He did just that and more. Wyeth’s story shows that you can go from not winning something to getting what you want. He admitted his part of the blame on that and stepped up “I always tell these kids ‘you might say you want to dance but I need to know that you have to dance. If you’re really that passionate and you want to be successful then it has to be something that you have to have, not just want.”

In the days of social media obsession we live in, many aspiring dancers become discouraged at seeing the talent of others. They may say “I wish I could dance like that but I will never be that good.” I asked Denise Wall what advise she had for the younger generation of dancers.

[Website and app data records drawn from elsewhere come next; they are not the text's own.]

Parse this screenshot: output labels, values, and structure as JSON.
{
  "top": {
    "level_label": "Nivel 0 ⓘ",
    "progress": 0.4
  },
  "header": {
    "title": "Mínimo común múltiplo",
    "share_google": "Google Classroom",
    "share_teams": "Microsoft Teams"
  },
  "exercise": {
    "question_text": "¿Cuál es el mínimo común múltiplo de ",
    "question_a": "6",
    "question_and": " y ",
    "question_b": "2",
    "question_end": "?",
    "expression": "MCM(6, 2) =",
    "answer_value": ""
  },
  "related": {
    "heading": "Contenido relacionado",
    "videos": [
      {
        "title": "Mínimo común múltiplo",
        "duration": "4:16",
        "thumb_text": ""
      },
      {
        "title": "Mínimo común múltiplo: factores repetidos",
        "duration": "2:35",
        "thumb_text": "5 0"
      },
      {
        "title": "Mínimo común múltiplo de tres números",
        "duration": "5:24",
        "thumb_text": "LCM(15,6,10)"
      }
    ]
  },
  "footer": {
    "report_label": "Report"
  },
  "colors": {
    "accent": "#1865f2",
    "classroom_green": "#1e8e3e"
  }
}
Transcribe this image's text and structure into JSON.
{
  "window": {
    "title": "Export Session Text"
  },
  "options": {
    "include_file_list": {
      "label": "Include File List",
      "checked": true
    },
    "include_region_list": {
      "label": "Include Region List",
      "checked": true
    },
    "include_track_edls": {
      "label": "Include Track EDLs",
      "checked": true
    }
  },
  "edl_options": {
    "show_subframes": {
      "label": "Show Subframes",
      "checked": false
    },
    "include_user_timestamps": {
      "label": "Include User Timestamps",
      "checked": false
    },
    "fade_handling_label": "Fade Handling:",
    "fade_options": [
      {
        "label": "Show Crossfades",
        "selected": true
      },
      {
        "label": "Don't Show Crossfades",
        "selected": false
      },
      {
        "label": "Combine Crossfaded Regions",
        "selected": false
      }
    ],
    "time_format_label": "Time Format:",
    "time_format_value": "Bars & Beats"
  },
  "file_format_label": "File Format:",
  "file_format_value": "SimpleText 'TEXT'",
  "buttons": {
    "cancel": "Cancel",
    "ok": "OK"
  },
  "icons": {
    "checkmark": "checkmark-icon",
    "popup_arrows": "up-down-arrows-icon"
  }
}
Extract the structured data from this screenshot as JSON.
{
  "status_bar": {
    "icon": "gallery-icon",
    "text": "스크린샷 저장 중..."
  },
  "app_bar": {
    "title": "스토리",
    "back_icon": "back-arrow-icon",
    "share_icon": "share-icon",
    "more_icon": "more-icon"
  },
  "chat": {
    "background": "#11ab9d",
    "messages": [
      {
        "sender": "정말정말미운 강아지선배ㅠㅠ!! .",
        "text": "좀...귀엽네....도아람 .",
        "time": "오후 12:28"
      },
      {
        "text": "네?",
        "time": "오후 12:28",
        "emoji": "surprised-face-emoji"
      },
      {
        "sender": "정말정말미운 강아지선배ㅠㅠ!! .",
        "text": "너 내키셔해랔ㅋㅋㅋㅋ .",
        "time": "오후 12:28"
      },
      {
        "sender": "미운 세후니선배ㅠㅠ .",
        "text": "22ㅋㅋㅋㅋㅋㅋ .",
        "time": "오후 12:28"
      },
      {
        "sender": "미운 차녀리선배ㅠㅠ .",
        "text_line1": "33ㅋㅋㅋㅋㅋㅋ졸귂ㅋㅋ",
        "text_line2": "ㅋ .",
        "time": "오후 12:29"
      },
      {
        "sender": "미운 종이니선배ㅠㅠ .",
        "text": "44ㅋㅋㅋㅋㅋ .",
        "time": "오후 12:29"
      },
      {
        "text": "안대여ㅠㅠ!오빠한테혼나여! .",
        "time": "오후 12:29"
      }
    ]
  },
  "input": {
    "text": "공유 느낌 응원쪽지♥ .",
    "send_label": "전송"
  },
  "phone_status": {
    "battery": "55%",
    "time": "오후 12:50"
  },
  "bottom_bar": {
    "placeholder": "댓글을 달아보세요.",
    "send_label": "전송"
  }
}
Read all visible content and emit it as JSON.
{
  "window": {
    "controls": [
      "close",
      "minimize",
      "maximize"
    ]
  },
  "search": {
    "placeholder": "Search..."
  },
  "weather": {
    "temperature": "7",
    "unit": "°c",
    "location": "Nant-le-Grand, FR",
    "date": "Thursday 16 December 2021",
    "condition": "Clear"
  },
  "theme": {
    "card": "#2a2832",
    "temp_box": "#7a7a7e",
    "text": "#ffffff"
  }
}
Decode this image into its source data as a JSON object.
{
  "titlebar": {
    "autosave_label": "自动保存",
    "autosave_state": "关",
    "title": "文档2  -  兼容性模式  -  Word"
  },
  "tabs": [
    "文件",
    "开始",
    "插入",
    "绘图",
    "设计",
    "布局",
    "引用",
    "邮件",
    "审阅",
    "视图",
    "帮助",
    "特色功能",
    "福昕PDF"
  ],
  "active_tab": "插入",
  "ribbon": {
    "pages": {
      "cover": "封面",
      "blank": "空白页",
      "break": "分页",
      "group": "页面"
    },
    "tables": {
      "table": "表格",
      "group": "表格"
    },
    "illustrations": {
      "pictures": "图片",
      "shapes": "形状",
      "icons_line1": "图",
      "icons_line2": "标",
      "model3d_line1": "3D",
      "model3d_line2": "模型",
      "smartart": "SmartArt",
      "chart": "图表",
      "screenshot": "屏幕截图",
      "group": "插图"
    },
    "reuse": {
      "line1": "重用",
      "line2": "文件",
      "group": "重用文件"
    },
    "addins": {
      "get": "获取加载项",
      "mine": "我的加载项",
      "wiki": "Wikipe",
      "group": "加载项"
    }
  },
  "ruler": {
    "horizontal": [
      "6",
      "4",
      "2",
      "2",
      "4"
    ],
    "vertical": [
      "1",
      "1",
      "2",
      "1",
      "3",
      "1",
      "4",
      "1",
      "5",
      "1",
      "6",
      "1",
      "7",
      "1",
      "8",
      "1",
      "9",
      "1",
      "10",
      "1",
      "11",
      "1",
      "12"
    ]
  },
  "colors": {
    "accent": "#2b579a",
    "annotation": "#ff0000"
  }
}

“Know there’s going to be failures. Learn your lesson from whatever you fail at. When you have adversity it makes you stronger. When you pick yourself up and learn that lesson and work harder, you have to have that positive attitude. Think ‘what is the lesson I’m supposed to learn?!”

Her students are not allowed to say they can’t do something. Doing so entails giving up. Keeping positive means admitting they’re struggling but never saying “I can’t.”

Denise adds, “When you’re on social media you’re watching kids that are maybe naturally talented. That doesn’t mean you won’t get that turnout and that flexibility. You’re seeing only the final product not the work that goes in it. You can look at them and be inspired but don’t compare yourself to them.”

“Your journey is going to be different. Your journey can be amazing if you keep a positive attitude and work every day. Get up every morning and decide your goals. Make long term and short term goals. They will change as your body changes. Have short term goals and stay positive.”

With such words of motivation it is no surprise that Denise Wall has inspired hundreds of dancers who also call her “Mama D.” Denise Wall has made an everlasting mark in the dance industry and the documentary I Dream of Dance shows exactly why. The journey may not be easy and it may not always be sunshine and rainbows but the end product is worth it.

I Dream of Dance is now available on iTunes.